THREE family members, who kidnapped and drugged a young woman in an honour based crime, have been jailed for a total of 12 years.
Mother Shamim Akhtar, 59, of Kirkwall Drive, Bradford was sentenced to four years after she was found guilty of false imprisonment, kidnap and two counts of administering a drug with intent to commit an indictable offence following a four week trial at Preston Crown Court.
Brother Shamrez Khan, 34, Moore Avenue, Bradford was jailed for five years and brother in law Zahid Mahmood, 37 of Empress Street, Accrington was given three years. Both men pleaded guilty to false imprisonment, kidnap and two counts of administering a drug with intent to commit an indictable offence on Wednesday 6 June.
All three were sentenced at Burnley Crown Court.
The victim who was 23-years-old at the time of the offence, left her home in Bradford in 2009 to avoid being forced into a marriage to her cousin.

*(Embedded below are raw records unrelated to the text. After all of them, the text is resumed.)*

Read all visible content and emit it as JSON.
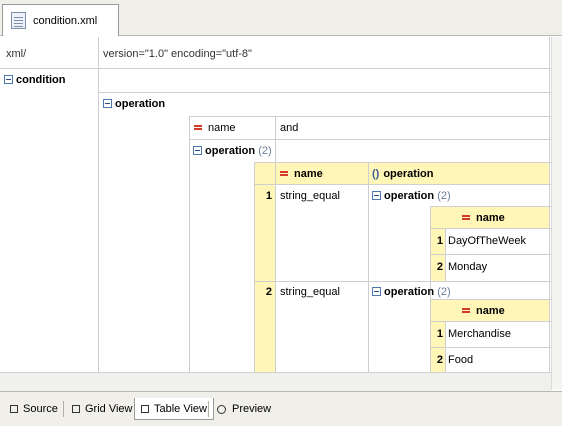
{
  "editor_tab": {
    "filename": "condition.xml"
  },
  "xml_declaration": {
    "label": "xml/",
    "value": "version=\"1.0\" encoding=\"utf-8\""
  },
  "root": {
    "element": "condition",
    "operation_element": "operation",
    "name_attr": "name",
    "name_value": "and",
    "nested_element": "operation",
    "nested_count": "(2)",
    "table_headers": {
      "name": "name",
      "operation": "operation"
    },
    "rows": [
      {
        "index": "1",
        "name": "string_equal",
        "operation_label": "operation",
        "operation_count": "(2)",
        "sub_header": "name",
        "sub_rows": [
          {
            "index": "1",
            "value": "DayOfTheWeek"
          },
          {
            "index": "2",
            "value": "Monday"
          }
        ]
      },
      {
        "index": "2",
        "name": "string_equal",
        "operation_label": "operation",
        "operation_count": "(2)",
        "sub_header": "name",
        "sub_rows": [
          {
            "index": "1",
            "value": "Merchandise"
          },
          {
            "index": "2",
            "value": "Food"
          }
        ]
      }
    ]
  },
  "bottom_tabs": {
    "source": "Source",
    "grid": "Grid View",
    "table": "Table View",
    "preview": "Preview",
    "active": "Table View"
  },
  "colors": {
    "header_fill": "#fff6b8",
    "grid_line": "#cfcfcf",
    "attr_marker": "#d23a2a",
    "expand_icon": "#4f78b0"
  }
}
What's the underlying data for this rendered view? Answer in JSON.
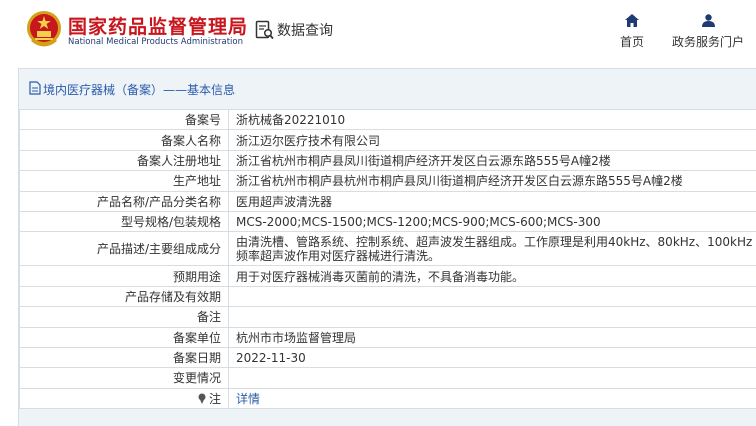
{
  "header": {
    "org_name_cn": "国家药品监督管理局",
    "org_name_en": "National Medical Products Administration",
    "query_label": "数据查询",
    "nav": [
      {
        "label": "首页",
        "icon": "home-icon"
      },
      {
        "label": "政务服务门户",
        "icon": "user-icon"
      }
    ]
  },
  "breadcrumb": {
    "text": "境内医疗器械（备案）——基本信息",
    "icon": "document-icon"
  },
  "colors": {
    "brand_red": "#c8161d",
    "link_blue": "#2a5caa",
    "panel_bg": "#eef3f8",
    "border": "#d7dde4"
  },
  "record": {
    "rows": [
      {
        "label": "备案号",
        "value": "浙杭械备20221010"
      },
      {
        "label": "备案人名称",
        "value": "浙江迈尔医疗技术有限公司"
      },
      {
        "label": "备案人注册地址",
        "value": "浙江省杭州市桐庐县凤川街道桐庐经济开发区白云源东路555号A幢2楼"
      },
      {
        "label": "生产地址",
        "value": "浙江省杭州市桐庐县杭州市桐庐县凤川街道桐庐经济开发区白云源东路555号A幢2楼"
      },
      {
        "label": "产品名称/产品分类名称",
        "value": "医用超声波清洗器"
      },
      {
        "label": "型号规格/包装规格",
        "value": "MCS-2000;MCS-1500;MCS-1200;MCS-900;MCS-600;MCS-300"
      },
      {
        "label": "产品描述/主要组成成分",
        "value": "由清洗槽、管路系统、控制系统、超声波发生器组成。工作原理是利用40kHz、80kHz、100kHz频率超声波作用对医疗器械进行清洗。"
      },
      {
        "label": "预期用途",
        "value": "用于对医疗器械消毒灭菌前的清洗，不具备消毒功能。"
      },
      {
        "label": "产品存储及有效期",
        "value": ""
      },
      {
        "label": "备注",
        "value": ""
      },
      {
        "label": "备案单位",
        "value": "杭州市市场监督管理局"
      },
      {
        "label": "备案日期",
        "value": "2022-11-30"
      },
      {
        "label": "变更情况",
        "value": ""
      },
      {
        "label": "注",
        "value": "详情"
      }
    ]
  }
}
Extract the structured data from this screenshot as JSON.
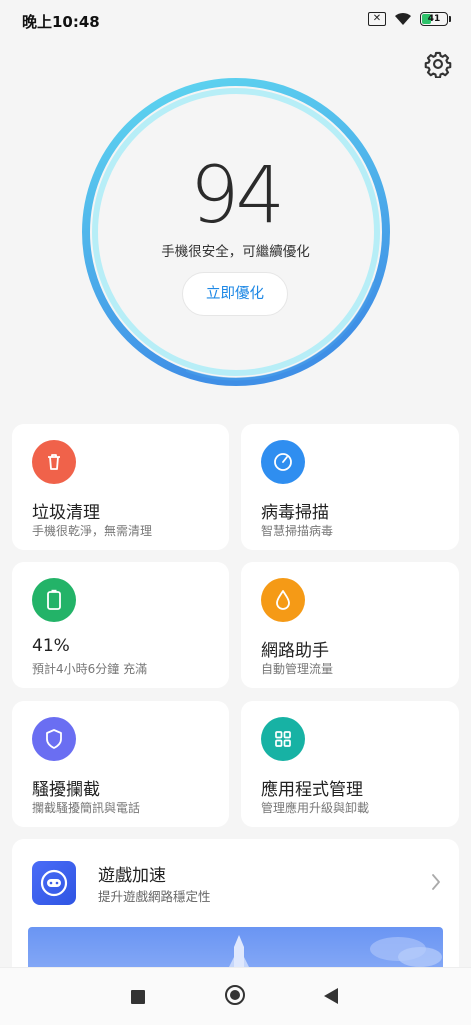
{
  "status_bar": {
    "time": "晚上10:48",
    "sim_icon": "sim-disabled-icon",
    "wifi_icon": "wifi-icon",
    "battery_level": "41",
    "battery_color": "#2ec26a"
  },
  "header": {
    "settings_icon": "gear-icon"
  },
  "score": {
    "value": "94",
    "status_text": "手機很安全，可繼續優化",
    "action_label": "立即優化",
    "ring_colors": [
      "#5fd8f0",
      "#3f8fe6"
    ]
  },
  "cards": [
    {
      "title": "垃圾清理",
      "subtitle": "手機很乾淨，無需清理",
      "icon": "trash-icon",
      "color": "#f0624a"
    },
    {
      "title": "病毒掃描",
      "subtitle": "智慧掃描病毒",
      "icon": "scan-icon",
      "color": "#2f8ef0"
    },
    {
      "title": "41%",
      "subtitle": "預計4小時6分鐘 充滿",
      "icon": "battery-icon",
      "color": "#23b368"
    },
    {
      "title": "網路助手",
      "subtitle": "自動管理流量",
      "icon": "drop-icon",
      "color": "#f59a16"
    },
    {
      "title": "騷擾攔截",
      "subtitle": "攔截騷擾簡訊與電話",
      "icon": "shield-icon",
      "color": "#6a6ef2"
    },
    {
      "title": "應用程式管理",
      "subtitle": "管理應用升級與卸載",
      "icon": "grid-icon",
      "color": "#17b2a4"
    }
  ],
  "game_booster": {
    "title": "遊戲加速",
    "subtitle": "提升遊戲網路穩定性",
    "icon": "gamepad-icon",
    "chevron_icon": "chevron-right-icon"
  },
  "nav_bar": {
    "recent_icon": "recent-apps-icon",
    "home_icon": "home-icon",
    "back_icon": "back-icon"
  }
}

She subsequently met and married a man in Newcastle. Soon after their marriage, both her and her new husband visited her parents in the hope of reconciliation, but they were met with hostility and told to divorce.

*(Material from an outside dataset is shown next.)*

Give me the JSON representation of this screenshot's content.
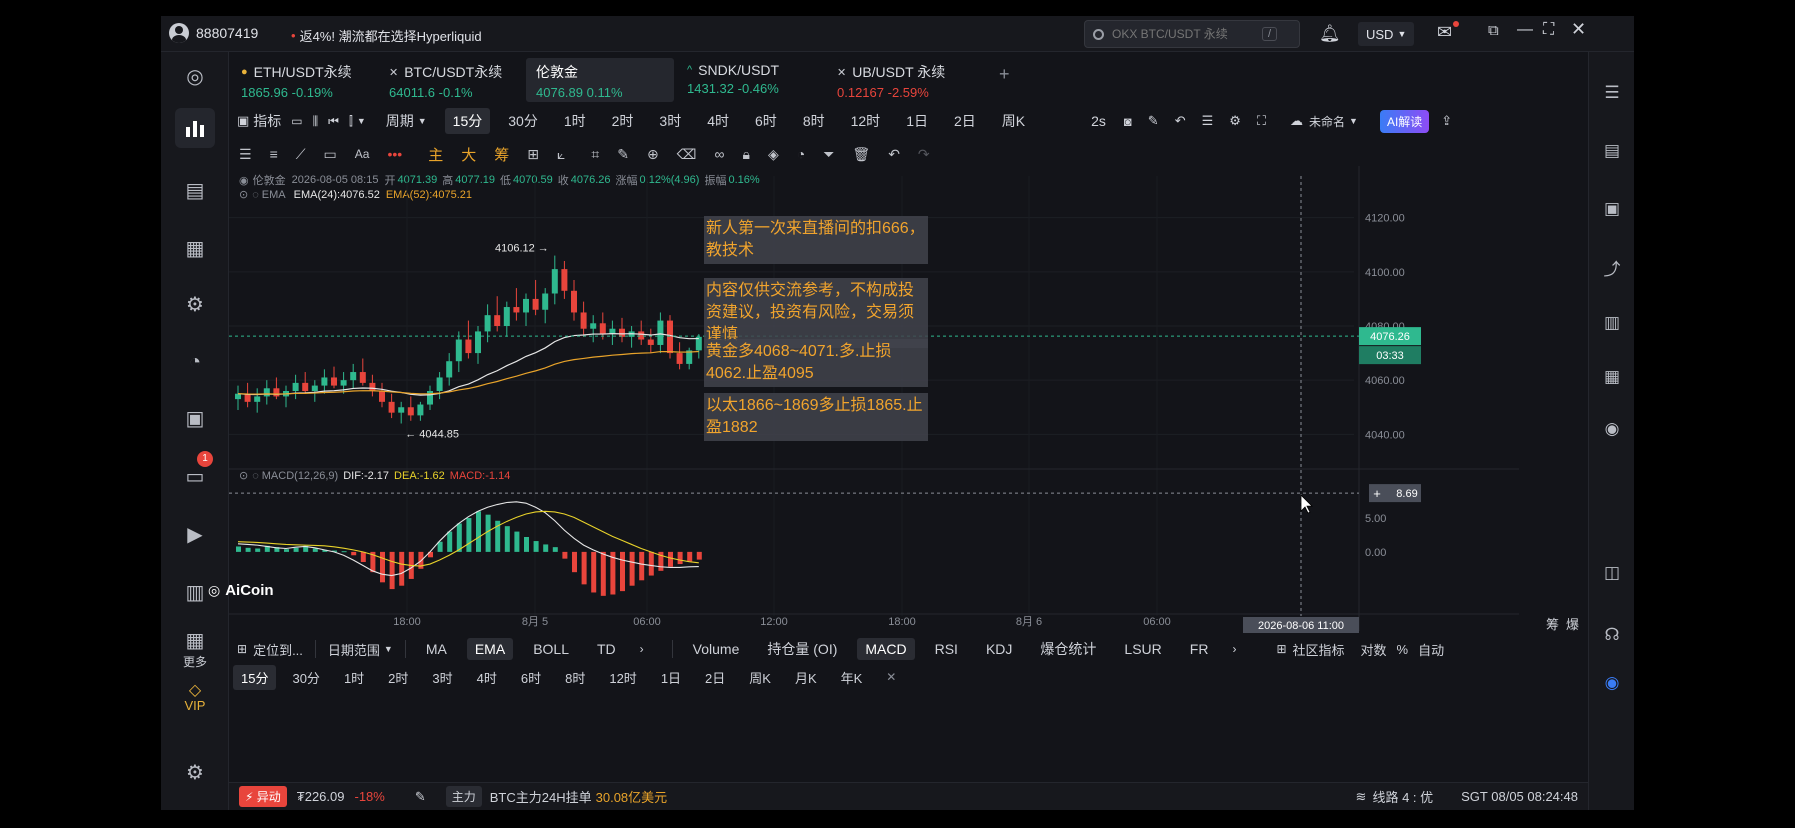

On Sunday 17 January 2010, she was persuaded to go to her sister’s house on Empress Street in Accrington.
Two days later on Tuesday 19 January, she was given a milky drink which had been laced with a sedative, Lorazepam, causing her to become nauseous and drowsy before being placed into a Toyota Estima car.
Police were alerted later that day when her husband raised concerns for her welfare and following enquiries by officers from Lancashire Constabulary she was discovered in the car at Rising Bridge, Rossendale.
She was taken to hospital and the defendants were arrested later that day.
Detective Inspector Mark Vaughton from Lancashire Constabulary said: “This has been a very difficult and traumatic experience for the victim who was forced into hiding to escape abuse from members of her own family.
“She was treated in the most dreadful way by the people who were supposed to protect and care for her. She has shown a great deal of courage in coming forward and we will continue to offer her support for as long as she needs it.”
DI Vaughton continued to urge victims to come forward and contact the police in confidence.
He added: “I hope this case highlights the help and support that is available for victims and I urge anyone who is suffering in similar circumstances to come forward and contact the police.
“We will not tolerate any acts of honour based abuse in our communities and we work very closely with professionals such as healthcare staff, the Lancashire Domestic Abuse Partnership, Social Services and teachers to ensure victims of forced marriage receive the best possible help and support.
“We understand the complex cultural issues around victims coming forward but as this case demonstrates we are committed to investigating any reports of this nature thoroughly and will do everything within our powers to bring offenders before the courts.”
Anyone with information or concerns about honour based crime can contact police on 101.
Alternatively they can call Crimestoppers anonymously on 0800 555 111 or on-line at Crimestoppers-uk.org.
No personal details are taken, information is not traced or recorded and you will not go to court.